D. Firefighters’ Standards Update. This would ensure that “hand-me-down” equipment meets current standards. The small town fire departments are not qualified to fight internal structure fires as they need proper self-contained breathing apparatus fit testing and proper training.
E. Regulations Regarding Transportation of Forestry Workers. This came about as a result of the accident that killed 14 migrants. Now, they cannot use 15 passenger vans unless the rear seat is removed; no equipment can be stored in the rear or on the van’s roof due to instability. Forestry workers can use a 12-passenger van, but are limited to 11 passengers. There are also training requirements for the drivers. Mr. Peabody explained the H2B program, which is a visa classification allowing an employer to bring in foreign workers for a temporary or seasonal job. The national cap is 66,000 and that was reached in March.
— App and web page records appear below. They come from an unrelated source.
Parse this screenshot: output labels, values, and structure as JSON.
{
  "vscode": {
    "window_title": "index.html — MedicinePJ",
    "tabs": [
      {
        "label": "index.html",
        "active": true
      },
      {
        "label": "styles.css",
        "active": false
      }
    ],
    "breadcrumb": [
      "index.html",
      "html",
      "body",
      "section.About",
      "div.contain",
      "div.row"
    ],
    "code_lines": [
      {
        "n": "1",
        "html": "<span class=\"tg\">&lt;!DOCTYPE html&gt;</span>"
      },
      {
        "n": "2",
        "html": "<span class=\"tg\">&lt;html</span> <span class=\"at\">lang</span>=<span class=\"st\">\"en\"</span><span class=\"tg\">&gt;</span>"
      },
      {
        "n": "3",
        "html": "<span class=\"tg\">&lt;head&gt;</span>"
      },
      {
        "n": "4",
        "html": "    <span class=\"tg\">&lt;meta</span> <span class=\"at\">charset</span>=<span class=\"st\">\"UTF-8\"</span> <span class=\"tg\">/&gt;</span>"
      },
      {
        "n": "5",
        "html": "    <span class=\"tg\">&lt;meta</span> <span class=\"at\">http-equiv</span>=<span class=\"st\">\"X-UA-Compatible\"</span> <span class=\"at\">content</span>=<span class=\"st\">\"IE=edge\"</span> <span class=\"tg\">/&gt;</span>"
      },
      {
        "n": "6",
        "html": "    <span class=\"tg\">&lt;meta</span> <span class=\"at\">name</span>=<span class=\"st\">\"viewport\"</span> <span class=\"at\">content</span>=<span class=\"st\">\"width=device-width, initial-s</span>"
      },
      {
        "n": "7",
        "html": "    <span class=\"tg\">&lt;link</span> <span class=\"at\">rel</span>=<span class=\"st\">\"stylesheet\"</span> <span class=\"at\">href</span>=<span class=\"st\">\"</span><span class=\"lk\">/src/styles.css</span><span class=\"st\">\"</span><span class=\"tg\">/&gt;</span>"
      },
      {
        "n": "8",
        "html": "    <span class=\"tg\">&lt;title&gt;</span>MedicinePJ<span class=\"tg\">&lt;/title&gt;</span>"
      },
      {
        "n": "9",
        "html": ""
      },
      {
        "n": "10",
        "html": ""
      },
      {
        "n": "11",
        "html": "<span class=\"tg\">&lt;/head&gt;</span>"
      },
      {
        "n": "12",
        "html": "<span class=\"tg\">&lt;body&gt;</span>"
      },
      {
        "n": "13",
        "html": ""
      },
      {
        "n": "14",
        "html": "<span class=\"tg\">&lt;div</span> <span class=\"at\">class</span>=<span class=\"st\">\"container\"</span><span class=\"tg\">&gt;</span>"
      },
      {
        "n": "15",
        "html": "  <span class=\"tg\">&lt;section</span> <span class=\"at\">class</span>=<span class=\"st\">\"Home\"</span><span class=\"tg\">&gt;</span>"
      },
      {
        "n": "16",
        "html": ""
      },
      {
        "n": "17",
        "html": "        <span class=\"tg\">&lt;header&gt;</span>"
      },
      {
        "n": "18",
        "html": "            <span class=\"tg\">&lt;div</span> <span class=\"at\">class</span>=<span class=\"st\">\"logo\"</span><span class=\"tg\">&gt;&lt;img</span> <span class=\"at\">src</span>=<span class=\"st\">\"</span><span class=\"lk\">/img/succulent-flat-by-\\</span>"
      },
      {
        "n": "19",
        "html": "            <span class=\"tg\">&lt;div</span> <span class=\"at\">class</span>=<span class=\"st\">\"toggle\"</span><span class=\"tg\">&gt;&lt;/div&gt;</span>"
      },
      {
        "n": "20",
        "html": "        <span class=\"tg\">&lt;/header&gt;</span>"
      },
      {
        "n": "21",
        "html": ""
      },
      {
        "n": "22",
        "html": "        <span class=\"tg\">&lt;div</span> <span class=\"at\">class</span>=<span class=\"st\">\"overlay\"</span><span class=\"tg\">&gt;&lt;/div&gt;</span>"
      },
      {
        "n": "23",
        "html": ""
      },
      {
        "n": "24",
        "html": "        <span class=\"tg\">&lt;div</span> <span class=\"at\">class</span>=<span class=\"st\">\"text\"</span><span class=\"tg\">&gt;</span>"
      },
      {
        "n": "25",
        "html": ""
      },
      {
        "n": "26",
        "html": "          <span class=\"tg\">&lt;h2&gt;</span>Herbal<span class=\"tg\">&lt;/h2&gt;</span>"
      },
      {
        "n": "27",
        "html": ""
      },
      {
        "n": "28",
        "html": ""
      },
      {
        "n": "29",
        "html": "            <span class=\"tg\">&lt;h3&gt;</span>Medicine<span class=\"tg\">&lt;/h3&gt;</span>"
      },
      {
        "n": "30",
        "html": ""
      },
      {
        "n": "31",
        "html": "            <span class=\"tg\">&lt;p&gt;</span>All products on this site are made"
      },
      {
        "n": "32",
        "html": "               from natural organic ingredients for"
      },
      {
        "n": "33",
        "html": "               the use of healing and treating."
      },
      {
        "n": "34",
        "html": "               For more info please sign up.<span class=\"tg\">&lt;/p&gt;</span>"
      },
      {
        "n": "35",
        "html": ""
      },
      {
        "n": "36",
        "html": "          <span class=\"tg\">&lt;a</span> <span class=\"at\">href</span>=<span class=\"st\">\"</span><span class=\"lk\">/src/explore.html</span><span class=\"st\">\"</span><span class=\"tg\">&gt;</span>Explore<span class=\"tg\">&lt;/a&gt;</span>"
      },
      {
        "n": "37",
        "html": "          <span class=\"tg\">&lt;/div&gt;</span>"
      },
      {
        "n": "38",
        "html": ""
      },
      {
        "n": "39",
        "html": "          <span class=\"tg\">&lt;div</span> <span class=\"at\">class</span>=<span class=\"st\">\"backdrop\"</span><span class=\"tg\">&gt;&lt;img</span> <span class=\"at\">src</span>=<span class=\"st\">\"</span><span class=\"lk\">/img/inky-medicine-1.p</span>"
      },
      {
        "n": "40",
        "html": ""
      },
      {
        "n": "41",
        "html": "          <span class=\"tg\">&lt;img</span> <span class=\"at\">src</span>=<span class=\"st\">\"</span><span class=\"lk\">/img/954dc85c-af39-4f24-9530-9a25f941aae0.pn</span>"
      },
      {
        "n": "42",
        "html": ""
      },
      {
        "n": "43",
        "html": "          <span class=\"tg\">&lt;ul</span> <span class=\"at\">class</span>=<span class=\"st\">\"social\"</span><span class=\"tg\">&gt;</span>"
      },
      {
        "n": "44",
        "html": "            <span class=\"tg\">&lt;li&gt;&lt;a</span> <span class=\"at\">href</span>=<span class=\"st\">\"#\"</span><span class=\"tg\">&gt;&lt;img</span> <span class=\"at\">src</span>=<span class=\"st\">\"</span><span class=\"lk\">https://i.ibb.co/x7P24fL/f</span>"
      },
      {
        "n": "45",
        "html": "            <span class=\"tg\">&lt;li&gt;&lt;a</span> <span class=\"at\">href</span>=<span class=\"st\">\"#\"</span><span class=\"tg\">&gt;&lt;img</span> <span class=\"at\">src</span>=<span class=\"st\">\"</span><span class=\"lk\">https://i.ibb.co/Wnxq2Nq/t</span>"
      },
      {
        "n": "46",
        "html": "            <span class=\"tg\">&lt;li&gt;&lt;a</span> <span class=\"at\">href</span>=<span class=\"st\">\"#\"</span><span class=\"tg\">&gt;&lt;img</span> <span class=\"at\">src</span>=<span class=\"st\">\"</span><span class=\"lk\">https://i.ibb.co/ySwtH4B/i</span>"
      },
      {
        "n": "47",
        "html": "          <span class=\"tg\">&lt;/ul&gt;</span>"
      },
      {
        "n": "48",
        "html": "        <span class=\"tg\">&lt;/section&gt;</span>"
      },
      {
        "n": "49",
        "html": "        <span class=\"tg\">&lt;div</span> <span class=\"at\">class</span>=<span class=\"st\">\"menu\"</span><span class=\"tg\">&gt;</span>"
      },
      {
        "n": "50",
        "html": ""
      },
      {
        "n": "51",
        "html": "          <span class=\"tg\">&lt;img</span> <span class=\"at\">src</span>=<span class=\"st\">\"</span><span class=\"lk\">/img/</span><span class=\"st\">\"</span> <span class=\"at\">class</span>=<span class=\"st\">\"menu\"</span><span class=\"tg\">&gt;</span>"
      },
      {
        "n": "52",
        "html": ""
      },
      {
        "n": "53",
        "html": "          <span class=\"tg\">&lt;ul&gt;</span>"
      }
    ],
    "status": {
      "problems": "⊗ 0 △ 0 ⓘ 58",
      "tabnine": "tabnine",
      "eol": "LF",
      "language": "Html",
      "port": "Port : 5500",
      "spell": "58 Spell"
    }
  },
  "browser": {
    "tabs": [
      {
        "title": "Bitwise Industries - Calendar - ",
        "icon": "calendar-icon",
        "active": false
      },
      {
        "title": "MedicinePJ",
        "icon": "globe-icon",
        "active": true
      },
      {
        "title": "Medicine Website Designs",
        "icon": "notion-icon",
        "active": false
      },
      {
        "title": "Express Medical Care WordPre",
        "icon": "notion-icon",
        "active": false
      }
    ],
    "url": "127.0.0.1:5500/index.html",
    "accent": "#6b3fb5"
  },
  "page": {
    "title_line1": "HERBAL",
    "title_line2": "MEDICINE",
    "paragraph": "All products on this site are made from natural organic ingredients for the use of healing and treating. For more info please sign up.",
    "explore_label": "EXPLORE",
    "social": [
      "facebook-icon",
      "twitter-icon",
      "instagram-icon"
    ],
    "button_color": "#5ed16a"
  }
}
Discussion of Injury Prevention – Bill Peabody. Mr. Peabody would like the work group to get into the injury prevention side. The group would like to know what employers are doing for themselves that may not be through a government-sponsored program. One of the questions Mr. Peabody asked is what kind of services for self-employed’s could come from the Bureau of Insurance. Mr. Brown stated that insurance carriers do offer consultation services, Title 24-A, Chapter 25, Section 5 (a copy of this law was handed out to those present at the meeting). It is also available at the web site: http://janus.state.me.us/legis/statutes/24-A/title24-Asec2385-C.html
For the next meeting of the work group, Mr. Peabody would like folks to think about injury (including illness) prevention issues and let him know of someone who can enlighten us on injury prevention.
Mr. Peabody will start putting together what the group has discussed regarding data issues as the first report to the Legislature is due January 2005. This report will focus on what we know now about data collection (what it doesn’t tell us, its strengths and weaknesses, and what we can do about the weaknesses) and what is happening with EDI and how it might affect data.
Next meeting. The next meeting of the Occupational Safety and Health Data Collection and Injury Prevention Work Group will be held on Wednesday, July 21, 2004 from 9:30 to 11:30A.M., First Floor Training Room, Bureau of Labor Standards, Hallowell Annex. Refreshments will be available.
Adjournment. Mr. Peabody adjourned the meeting at 11:34 A.M.
Terry M. Hathaway